** A mix between Classic (UK) and contemporary (US) styles of gin – named after the British-American hybrid accent of actors of the golden era of Hollywood such as Cary Grant.

Cocktails with… GILT – Single Malt Scottish Gin

GILT TITLE

One of the best things about writing about gin is that surprises lurk around every corner. Last month, I spoke about a serendipitous tweet that introduced me to the excellent Warner Edwards Gin and something similar happened this month; this time, with a craft distillery in Scotland who make a gin called GILT.

GILT Single Malt Scottish Gin is made by the same folks who are behind VALT Single Malt Vodka, which I tried at the first Boutique Bar Show in 2007 at Brick Lane (coincidentally, on the same day as a Tube strike) and, I must say, tasting the vodka left an impression on me; it’s very good.

The VALT distillery is in the Vale of Leven near Loch Lomond. Like their vodka, GILT gin uses 100% malted barley in its base spirit. The malted barley mash bill is the same that could be used to make Scotch whisky. Bottled at 40%ABV it contains a mix of nine botanicals:

GILT BOTS

#1 On its own
Nose: Juniper, hints of vanilla and grain. Ever-so-slightly acidic.
Taste: Dry juniper upfront, followed by coriander and then some notes of malt and hops. In the middle, there are some toffee-vanilla notes, followed by citrus, spice and a light, liquorice sweetness. The finish is fresh, with lots of citrus and orange in particular.

#2 Gin & Tonic
This is something different for a Gin & Tonic: there are some great earthy and bitter, bark-like notes. It’s good and fresh, with some sweeter citrus notes and subtle hints of cardamom coming through, too. The finish is particularly dry. This is reminiscent of the excellent FEW Gin from Illinois, which has a similar grain-heavy, slight creamy underlying character.

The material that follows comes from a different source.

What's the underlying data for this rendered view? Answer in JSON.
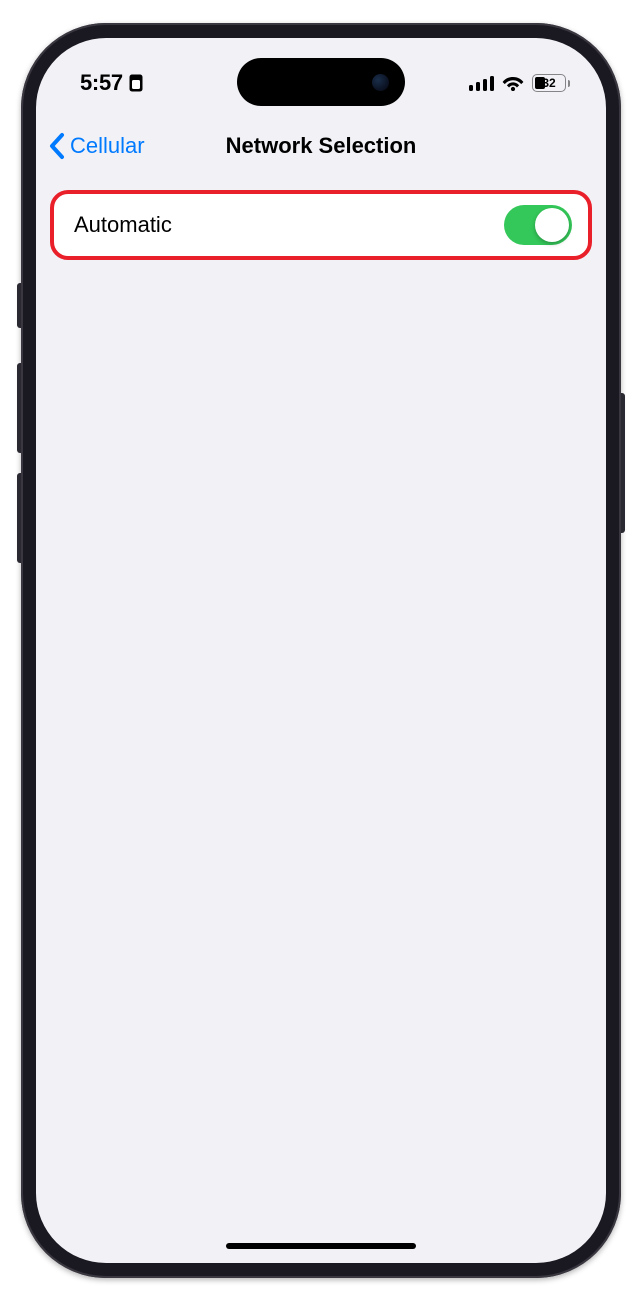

GILTGINBottle

#3 Martini
The barley and creamy notes of the gin’s base work well with some of the vanilla and herbal notes of the vermouth. I used my standard 4:1 Medium-Dry ratio for this cocktail, but this tastes much wetter than that so, if you like your drink dry, then you might need to tinker a bit. Hints of anise, cardamom and chocolate also appear at the end, concluding a well-rounded and pleasant drink.

#4 Negroni
Quite a smooth and creamy Negroni, with a fair dose of vanilla coming through. That said, it’s not sickly. There are some orange notes, too, before the bitter-sweet finish of the drink, which is long and bitter, with just a hint of spicy, almost gingery, warmth.

#5) Old Fashioned
A natural match for this gin. The whisky character that hides in the background of the juniper spirit lends itself well to the mix of sugar and bitters, providing the warmth that you would usually associate with this drink, along with slight malt, vanilla and barley notes. The botanical mix, especially the spice notes, work well with the bitters.

In Conclusion
I really enjoyed experimenting with GILT gin and I shall, no doubt, mix some other cocktails with it, too. I have enjoyed gins with a white whiskey base, like FEW, before and it is good to see what is effectively a gin with a “new-make Scotch” base as a counterpart (this is rather sloppy and inaccurate terminology wholly on my part; but I think that it “paints a picture” of the gin’s style). The Old Fashioned is superb, as is the Negroni.

GILT Single Malt Scottish Gin is available for around £30 for 70cl from drinkon.com.

Botanicals: Juniper, Coriander, Angelica, Lemon, Orange, Orris, Liquorice, Cardamom, Cassia